CSAs are small farms owned, jointly, by a nearby community, and that supplies food for people who live nearby. Sometimes townspeople will buy a plot of land close to town, hire a farmer to work it for them, and share all the crops. Other times the community can sell the surplus for a profit.
In some circumstances the farm is affiliated with a farmer’s market that sells the produce back to local people, giving the town a source of civic income; in other cases, townspeople simply own shares in the farm and get part of the harvest as profit. Still other times the farm is more like an allotment, with families owning their own sections. There are almost as many models as there are farms.
Such community ventures solve many problems at once. First, they find a use for plots near towns that otherwise might go unused. They provide work for farmers in an age when their numbers are diminishing – and if the community hires young people as hands, they give wages and rural skills to local youths.
In a recent interview with Global Public Media, community farmer Jay Martin made the point that many farmers must go deeply into debt in order to begin or keep farming – and when they have a successful crop, he says, they must deal with transport and the uncertainties of the market.
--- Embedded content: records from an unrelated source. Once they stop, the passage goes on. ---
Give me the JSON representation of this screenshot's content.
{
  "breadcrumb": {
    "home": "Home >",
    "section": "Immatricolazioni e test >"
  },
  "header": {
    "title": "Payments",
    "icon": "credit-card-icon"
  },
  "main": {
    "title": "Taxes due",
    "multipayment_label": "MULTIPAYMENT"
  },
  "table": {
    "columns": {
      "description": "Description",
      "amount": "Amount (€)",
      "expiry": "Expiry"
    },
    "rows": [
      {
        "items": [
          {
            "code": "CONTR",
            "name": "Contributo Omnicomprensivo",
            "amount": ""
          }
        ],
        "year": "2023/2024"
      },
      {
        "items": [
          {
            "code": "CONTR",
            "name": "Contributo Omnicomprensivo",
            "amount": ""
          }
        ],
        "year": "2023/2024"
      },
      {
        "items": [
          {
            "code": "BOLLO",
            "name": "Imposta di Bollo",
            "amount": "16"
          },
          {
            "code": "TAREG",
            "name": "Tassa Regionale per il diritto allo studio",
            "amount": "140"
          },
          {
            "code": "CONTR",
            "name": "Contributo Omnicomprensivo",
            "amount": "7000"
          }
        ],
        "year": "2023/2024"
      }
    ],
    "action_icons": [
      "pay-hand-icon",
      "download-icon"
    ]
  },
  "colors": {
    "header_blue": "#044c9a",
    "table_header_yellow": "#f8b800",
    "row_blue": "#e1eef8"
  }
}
When he turned his farm into a CSA, on the other hand, the costs were covered by the community, and he had no transport costs and a built-in market.
But perhaps the most important use of such farms is giving a community food that is not flown in from across an ocean. We are surrounded by fertile land here in
Food transported from one kilometre away, rather than 10,000, eliminates a major source of climate chaos and pollution. At present, many foods must be sealed in plastic and foam packaging, sometimes preserved in chemical gases, to delay spoilage. Some experts estimate that by the time your food reaches your plate, 75 percent of the nutrition is gone. If the farm is next door, the food is always fresh, and no rubbish need be generated. Also, we would not use those thousands of gallons of fossil fuel right away, and do our part to delay a global energy crunch.
Finally, in an age when fewer people feel part of a community, a CSA allows people to invest in a project together, with their neighbours, and share in the rewards.